February 25-March 8:
"Sometimes it's a little better to travel than to arrive."*
It seems that I don´t have as much to report as I expected. The weeks following my advisor´s visit were filled with non-volcanological activities, but this is not to say that simply nothing has happened since.
  Summary: In-Service Training, 2 water committee meetings, 2 botched aqueduct-type visits, and a day helping my neighboring PCV throw a plancha for the final composting latrine in her community.
In-Service Training took up roughly 4 days: 4 days of charlas, presentations, extra Spanish lessons, regret for not taking extra Ngäbere lessons, planning a visit with a springbox technician, quick visit to the beach, and general regrouping with the Group 60 crew. The trip out to IST was fairly long but still, since Swear In, I´ve made several long bus trips back and forth across Panama and I´m not yet feeling the strain.

It´s no secret that I love to travel, but only recently I´m understanding why (even during the most stressful and maddening journeys) I get a deep satisfaction out of the process of travel. It is easy to say that I enjoy seeing new places and it´s fun to see so much terrain slip by without lifting a foot to walk across it. But when I´m traveling more economically (por ejemplo, por pie), it also won´t seem surprising or novel to admit that I prefer walking out my front door and across a hillside instead of staying rooted at home. But I only just realized that another aspect of travel has missed assessment: What responsibilities do you have as a traveler? Is there any other weighty obligation more important than completing the journey while executing the journey? No, my answer is no. So I am concluding that few endeavors offer such satisfying, single-minded, laziness: Traveling is wonderful!

While I haven´t crossed the equator, haven´t been to Africa, only got within 2,000 miles of Asia, lack experience in grizzly bear country, remain tantalized by the terraced islands within the Indian Ocean, have no concept of Down-Under, and desire first-hand knowledge of how east is East, luck has been with me to allow significant travels.

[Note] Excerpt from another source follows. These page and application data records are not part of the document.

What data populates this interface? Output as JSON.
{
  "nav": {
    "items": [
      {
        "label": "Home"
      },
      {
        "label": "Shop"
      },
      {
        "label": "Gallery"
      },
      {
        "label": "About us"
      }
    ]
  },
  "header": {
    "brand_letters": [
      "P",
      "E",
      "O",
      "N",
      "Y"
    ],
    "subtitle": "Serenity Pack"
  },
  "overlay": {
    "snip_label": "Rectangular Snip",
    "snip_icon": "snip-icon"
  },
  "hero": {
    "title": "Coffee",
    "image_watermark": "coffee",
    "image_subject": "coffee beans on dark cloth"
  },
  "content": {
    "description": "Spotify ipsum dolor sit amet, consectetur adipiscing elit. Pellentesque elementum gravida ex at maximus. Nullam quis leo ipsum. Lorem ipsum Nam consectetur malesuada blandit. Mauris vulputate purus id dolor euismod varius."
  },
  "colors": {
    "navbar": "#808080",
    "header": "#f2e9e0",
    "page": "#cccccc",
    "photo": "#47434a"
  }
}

So I've had some time to mull over why it is that I am compelled to not only relocate myself but also shell out the considerable funds (often rearranging plans to accommodate lofty travel goals).

Authors of all genres have many things to say about the virtues of travel: the romance, the mind-broadening process, as well as the uncomfortable and sometimes dangerous possibilities. I recently read an opinion of Sherlock Holmes: he referred to travel as a waste of energy that muddles the mind [my paraphrasing]. But a comment that fits my sentiment comes from Paul Theroux. He begins the Great Railway Bazaar with an odd explanation. There are some people who view the act of travel as a kind of solution. More than: "go take a hike" or "you need to get out more," travel can be therapeutic. Need some changes in life? Need a new perspective? Need to grow? Feel a cold coming on? Travel. Well, that was how Theroux presented the argument: I feel a stuffiness in my nose and there´s a rattle in my throat; I´d better book a train to cross Europe. [again, my paraphrasing - I don´t have his book handy]

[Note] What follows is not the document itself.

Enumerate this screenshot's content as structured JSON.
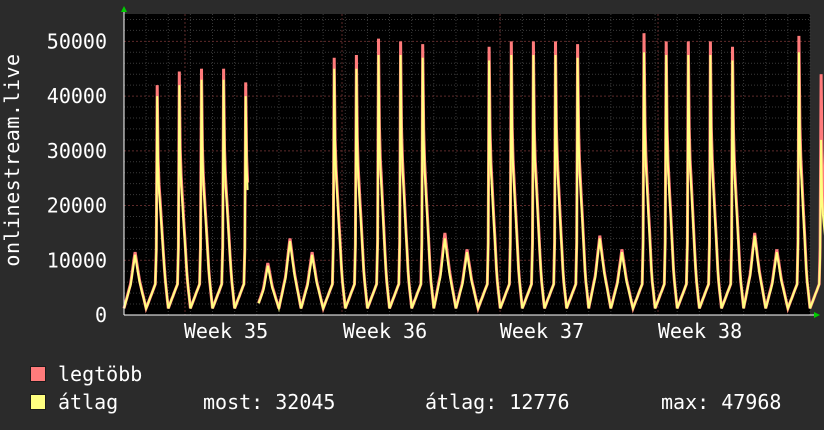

Have I had a bothersome cold that needed several flight tickets to clear up? Well, yes, but a cold less like a sniffle and more like an infirmity of perspective. Enough sharp minds and well-learned writers have explained this particular theme: gaining worldliness.

So I´ll throw in my lot with Theroux but also suggest that a guilt-free sensation of irresponsibility can come from travel.
Sorry, I´m on the bus, I´ll get back to you in 6 hours.

*Zen and the Art of Motorcycle Maintenance: Robert M. Pirsig